Presentation on theme: "T- Test Example of how to perform a t-test. Step 1 State the null hypothesis Begin with assuming that any observed differences between the two samples."— Presentation transcript:
Step 1 State the null hypothesis Begin with assuming that any observed differences between the two samples means it occurred by chance and is not significant. This assumption is expressed as the NULL HYPOTHESIS. For our example: The mean height of stressed plants is NOT significantly different from the mean height of nonstressed plants.
Step 2 Establish the level of significance. Alpha =0.05 This communicates the probability that the researcher erred in rejecting the null hypothesis. At 0.05 level of significance, the probability of error in rejecting the null hypothesis is less than 5%.
Step 5: Calculating t T= X 1 -X 2 ÷√s 2 1 +s 2 2 ÷n T = 60-56÷√49.1+60.7÷10 =4÷√109.8÷10 =4√10.98 =4÷3.1 =1.3

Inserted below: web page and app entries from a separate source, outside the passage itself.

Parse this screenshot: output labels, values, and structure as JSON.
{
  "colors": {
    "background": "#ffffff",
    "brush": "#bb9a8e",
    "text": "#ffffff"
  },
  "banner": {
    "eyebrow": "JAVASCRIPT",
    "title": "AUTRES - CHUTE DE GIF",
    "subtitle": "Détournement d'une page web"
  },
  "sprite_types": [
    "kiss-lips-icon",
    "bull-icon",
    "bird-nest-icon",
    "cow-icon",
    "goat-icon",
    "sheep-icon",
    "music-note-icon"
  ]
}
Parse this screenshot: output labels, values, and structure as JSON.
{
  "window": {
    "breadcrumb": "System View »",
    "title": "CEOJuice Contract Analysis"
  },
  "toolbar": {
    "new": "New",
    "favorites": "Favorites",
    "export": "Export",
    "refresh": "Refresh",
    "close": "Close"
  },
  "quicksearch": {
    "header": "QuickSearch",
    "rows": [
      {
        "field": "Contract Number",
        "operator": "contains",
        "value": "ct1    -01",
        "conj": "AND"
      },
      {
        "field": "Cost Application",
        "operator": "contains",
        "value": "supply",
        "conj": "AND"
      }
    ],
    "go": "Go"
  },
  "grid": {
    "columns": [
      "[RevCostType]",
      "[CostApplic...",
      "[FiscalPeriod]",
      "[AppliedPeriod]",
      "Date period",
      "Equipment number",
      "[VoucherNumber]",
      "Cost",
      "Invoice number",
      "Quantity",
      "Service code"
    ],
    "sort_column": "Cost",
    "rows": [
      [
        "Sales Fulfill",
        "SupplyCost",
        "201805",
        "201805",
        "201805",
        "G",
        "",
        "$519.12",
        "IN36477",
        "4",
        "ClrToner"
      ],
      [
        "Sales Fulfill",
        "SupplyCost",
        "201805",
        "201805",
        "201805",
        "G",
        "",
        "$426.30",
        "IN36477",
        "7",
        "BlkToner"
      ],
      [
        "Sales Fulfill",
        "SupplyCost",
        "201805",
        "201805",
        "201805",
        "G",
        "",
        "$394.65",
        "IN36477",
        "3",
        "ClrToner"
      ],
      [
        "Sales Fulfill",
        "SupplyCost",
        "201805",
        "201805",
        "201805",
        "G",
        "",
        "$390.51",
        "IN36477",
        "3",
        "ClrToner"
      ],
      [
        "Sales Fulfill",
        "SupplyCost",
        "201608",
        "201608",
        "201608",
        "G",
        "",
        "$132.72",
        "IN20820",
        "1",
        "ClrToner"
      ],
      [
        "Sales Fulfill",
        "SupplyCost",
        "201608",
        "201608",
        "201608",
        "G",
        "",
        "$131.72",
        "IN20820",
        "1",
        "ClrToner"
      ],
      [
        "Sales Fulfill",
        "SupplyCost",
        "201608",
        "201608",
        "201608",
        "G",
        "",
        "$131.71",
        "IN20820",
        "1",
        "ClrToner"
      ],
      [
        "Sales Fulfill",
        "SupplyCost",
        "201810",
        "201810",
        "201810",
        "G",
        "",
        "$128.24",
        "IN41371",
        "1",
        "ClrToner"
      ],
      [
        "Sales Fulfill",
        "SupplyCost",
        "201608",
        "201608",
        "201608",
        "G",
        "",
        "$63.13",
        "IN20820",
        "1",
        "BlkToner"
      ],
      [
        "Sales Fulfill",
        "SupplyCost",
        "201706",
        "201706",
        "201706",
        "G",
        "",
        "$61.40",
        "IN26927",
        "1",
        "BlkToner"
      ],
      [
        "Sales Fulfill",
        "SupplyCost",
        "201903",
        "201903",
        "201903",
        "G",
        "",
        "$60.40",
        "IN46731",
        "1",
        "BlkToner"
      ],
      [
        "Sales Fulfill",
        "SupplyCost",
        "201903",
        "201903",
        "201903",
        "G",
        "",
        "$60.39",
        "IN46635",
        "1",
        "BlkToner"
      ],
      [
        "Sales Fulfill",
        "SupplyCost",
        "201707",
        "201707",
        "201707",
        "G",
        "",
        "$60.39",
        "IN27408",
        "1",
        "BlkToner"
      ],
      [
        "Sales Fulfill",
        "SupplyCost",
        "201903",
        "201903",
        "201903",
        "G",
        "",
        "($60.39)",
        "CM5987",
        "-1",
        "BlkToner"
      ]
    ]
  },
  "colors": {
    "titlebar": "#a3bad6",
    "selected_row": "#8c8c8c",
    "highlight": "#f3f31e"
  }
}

Step 6: Determining degrees of freedom =(n-1)+(n-1) = (10-1) + 10-1) =18 If you have more than 2 groups you must compare all of your groups. Example group A, B, and C You would compare A vs. B, A vs. C, and B vs. C, so you need to perform 3 t-test.
Step 7:Determine the significance of the calculated t. At df=18, alpha of 0.05, t= 2.101; the calculated t of 1.3<2.101 and is not significant at the 0.05 level Because the calculated value of t is NOT significant, the null hypothesis is NOT rejected. Because the null hypothesis was NOT rejected, the research hypothesis that stressed plants would have a greater mean height than nonstressed plants was NOT supported.